Nissan Leaf Falls on the Side of ‘Innovation’

Earlier this year, when Toyota was facing its PR disaster over recalls of faulty anti-lock brakes and accelerator pedals, Rob Schwartz said Nissan looked at the situation and asked, “Why do we have to be No. 3?”

Nissan, which Schwartz dubbed an “alternative” Japanese brand that formerly stood for performance and design, is attempting to change that with a big boost in ad spending and a new campaign built around the theme, “Innovation for all.”

Schwartz, chief creative officer at TBWA\Chiat\Day, said the Toyota episode “opened our minds” to the fact that an opportunity existed. The strategy, outlined in the agency’s new campaign, is to own “innovation” in the auto category by using Leaf, the brand’s electric car, as a halo.

The “Innovation for all campaign” soft launched in July with a TV spot featuring Lance Armstrong bemoaning all the tailpipes he’s followed over the past 20 years of biking. Then Armstrong lauds the Leaf, which he notes is “100 percent electric, no tailpipe.”

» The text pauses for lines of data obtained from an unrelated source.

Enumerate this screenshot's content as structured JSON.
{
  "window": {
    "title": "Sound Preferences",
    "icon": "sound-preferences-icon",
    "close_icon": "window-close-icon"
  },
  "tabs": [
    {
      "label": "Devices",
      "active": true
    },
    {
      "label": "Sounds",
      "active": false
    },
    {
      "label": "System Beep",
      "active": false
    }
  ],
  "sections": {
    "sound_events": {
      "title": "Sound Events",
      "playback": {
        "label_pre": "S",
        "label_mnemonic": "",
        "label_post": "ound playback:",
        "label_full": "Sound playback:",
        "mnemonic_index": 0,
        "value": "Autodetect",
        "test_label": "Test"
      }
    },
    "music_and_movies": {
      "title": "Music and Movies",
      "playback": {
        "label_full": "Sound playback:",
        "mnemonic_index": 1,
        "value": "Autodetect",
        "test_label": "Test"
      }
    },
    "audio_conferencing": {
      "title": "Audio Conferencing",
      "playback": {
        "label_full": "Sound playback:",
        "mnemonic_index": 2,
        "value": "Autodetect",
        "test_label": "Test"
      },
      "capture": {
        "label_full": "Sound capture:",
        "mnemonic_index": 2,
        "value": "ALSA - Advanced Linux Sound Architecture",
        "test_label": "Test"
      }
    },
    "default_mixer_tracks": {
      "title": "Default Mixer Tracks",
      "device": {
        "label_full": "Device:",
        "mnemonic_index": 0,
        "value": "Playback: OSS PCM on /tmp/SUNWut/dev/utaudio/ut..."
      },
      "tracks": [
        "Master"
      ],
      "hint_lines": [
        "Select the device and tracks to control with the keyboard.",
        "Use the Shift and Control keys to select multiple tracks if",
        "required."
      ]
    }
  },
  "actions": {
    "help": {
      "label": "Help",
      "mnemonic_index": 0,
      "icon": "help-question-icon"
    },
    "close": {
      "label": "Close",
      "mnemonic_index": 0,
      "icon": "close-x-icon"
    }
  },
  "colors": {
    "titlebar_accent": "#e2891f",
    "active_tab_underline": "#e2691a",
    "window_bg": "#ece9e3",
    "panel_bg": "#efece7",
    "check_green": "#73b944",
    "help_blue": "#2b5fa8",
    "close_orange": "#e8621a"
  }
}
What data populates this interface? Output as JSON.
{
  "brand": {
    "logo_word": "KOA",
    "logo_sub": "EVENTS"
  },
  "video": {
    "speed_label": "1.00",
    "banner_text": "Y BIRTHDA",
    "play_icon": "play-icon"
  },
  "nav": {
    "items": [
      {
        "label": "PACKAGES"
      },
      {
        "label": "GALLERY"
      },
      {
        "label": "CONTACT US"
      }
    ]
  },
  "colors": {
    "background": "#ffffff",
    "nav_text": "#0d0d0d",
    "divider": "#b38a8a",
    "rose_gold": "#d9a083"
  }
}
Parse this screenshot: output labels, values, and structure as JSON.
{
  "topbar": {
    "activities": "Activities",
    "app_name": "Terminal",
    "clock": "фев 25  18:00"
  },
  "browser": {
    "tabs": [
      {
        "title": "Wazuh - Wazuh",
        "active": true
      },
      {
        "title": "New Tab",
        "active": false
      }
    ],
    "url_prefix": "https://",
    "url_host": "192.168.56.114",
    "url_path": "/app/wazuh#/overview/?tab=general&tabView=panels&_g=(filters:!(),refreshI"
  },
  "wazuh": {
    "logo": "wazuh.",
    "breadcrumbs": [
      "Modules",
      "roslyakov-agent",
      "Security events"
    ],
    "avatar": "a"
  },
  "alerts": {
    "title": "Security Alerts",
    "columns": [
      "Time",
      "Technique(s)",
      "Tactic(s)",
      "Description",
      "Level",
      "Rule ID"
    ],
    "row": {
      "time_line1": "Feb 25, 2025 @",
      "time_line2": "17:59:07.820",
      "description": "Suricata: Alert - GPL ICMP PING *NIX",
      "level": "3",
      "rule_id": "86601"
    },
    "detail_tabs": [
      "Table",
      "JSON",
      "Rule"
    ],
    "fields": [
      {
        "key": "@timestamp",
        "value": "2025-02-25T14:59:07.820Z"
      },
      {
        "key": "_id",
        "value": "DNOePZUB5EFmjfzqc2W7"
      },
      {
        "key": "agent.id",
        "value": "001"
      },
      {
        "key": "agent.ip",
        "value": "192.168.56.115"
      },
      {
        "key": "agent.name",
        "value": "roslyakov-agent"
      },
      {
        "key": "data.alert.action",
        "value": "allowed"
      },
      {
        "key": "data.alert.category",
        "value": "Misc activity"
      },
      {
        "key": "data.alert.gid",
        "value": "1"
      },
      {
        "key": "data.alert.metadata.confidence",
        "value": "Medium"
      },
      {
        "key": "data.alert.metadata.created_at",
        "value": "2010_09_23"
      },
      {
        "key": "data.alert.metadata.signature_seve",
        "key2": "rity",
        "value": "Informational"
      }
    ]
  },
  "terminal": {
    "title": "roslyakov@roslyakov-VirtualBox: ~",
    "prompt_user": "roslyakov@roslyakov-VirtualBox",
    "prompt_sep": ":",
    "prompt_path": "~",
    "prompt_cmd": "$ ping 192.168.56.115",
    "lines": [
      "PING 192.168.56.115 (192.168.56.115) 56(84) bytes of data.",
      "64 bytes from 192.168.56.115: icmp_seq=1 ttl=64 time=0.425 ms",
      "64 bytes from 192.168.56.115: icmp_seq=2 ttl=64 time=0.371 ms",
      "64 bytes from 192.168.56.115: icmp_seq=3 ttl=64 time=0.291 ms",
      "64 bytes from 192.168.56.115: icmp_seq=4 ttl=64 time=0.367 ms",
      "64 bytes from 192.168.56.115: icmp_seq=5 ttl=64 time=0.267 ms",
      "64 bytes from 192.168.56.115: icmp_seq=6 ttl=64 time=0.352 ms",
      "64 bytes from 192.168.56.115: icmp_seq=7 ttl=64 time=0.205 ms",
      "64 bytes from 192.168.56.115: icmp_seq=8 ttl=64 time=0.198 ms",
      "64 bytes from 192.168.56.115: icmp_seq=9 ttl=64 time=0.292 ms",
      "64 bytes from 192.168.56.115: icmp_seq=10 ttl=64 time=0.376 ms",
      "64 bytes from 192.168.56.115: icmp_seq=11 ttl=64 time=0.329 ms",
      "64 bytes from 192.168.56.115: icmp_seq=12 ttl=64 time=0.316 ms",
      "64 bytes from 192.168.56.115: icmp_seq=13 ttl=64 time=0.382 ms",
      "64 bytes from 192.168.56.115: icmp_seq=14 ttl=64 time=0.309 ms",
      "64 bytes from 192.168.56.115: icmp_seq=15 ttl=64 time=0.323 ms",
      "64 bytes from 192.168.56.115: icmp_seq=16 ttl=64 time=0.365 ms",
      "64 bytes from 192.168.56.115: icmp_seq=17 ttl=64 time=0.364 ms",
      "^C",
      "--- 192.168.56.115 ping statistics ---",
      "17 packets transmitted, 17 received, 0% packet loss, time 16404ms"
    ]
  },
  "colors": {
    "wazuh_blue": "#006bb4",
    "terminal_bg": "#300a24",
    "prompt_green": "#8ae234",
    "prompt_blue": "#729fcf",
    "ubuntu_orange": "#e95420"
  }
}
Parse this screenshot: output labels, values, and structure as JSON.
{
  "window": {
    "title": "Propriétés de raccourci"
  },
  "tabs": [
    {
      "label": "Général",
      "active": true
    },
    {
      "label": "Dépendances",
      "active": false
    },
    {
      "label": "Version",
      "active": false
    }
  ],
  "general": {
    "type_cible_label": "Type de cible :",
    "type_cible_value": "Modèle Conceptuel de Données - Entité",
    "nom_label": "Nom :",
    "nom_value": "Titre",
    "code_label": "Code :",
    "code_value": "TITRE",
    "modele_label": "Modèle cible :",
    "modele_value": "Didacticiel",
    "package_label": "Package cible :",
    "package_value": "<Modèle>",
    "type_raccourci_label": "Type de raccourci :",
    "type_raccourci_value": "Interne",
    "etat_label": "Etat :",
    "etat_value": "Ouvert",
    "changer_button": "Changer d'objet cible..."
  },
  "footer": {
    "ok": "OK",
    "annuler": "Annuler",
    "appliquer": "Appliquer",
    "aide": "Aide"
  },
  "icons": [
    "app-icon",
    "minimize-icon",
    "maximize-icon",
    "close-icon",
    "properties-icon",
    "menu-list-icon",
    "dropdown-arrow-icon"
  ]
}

Nissan is breaking five more spots echoing the theme, including one called “Innovations” that celebrates new technologies the brand is introducing, like smart phone apps and the use of recycled materials in the cars. On Sept. 9, the brand plans to introduce “Polar Bear,” which takes on global warming by showing the threatened species hugging a consumer who bought the Leaf.

Jon Brancheau, vp, marketing at Nissan North America, said the Leaf is meant to be the “poster child of innovation” for the brand. Brancheau acknowledged that the model, which goes on sale in December at $32,780 (not including a $7,500 federal tax credit), is not for everyone. He said communication at the dealer level will stress that the model only gets about 100 miles per charge, so it wouldn’t be ideal for long trips.


– Todd Wasserman
Earlier this year, when Toyota was facing its PR disaster over recalls of faulty anti-lock brakes and accelerator pedals, Rob Schwartz said Nissan looked at the situation and asked, “Why do we have to be No. 3?”

Nissan, which Schwartz dubbed an “alternative” Japanese brand that formerly stood for performance and design, is attempting to change that with a big boost in ad spending and a new campaign built around the theme, “Innovation for all.”

Schwartz, chief creative officer at TBWA\Chiat\Day, said the Toyota episode “opened our minds” to the fact that an opportunity existed. The strategy, outlined in the agency’s new campaign, is to own “innovation” in the auto category by using Leaf, the brand’s electric car, as a halo.

The “Innovation for all campaign” soft launched in July with a TV spot featuring Lance Armstrong bemoaning all the tailpipes he’s followed over the past 20 years of biking. Then Armstrong lauds the Leaf, which he notes is “100 percent electric, no tailpipe.”

Nissan is breaking five more spots echoing the theme, including one called “Innovations” that celebrates new technologies the brand is introducing, like smart phone apps and the use of recycled materials in the cars. On Sept. 9, the brand plans to introduce “Polar Bear,” which takes on global warming by showing the threatened species hugging a consumer who bought the Leaf.

Jon Brancheau, vp, marketing at Nissan North America, said the Leaf is meant to be the “poster child of innovation” for the brand. Brancheau acknowledged that the model, which goes on sale in December at $32,780 (not including a $7,500 federal tax credit), is not for everyone. He said communication at the dealer level will stress that the model only gets about 100 miles per charge, so it wouldn’t be ideal for long trips. Leer más “Nissan Leaf Falls on the Side of ‘Innovation’”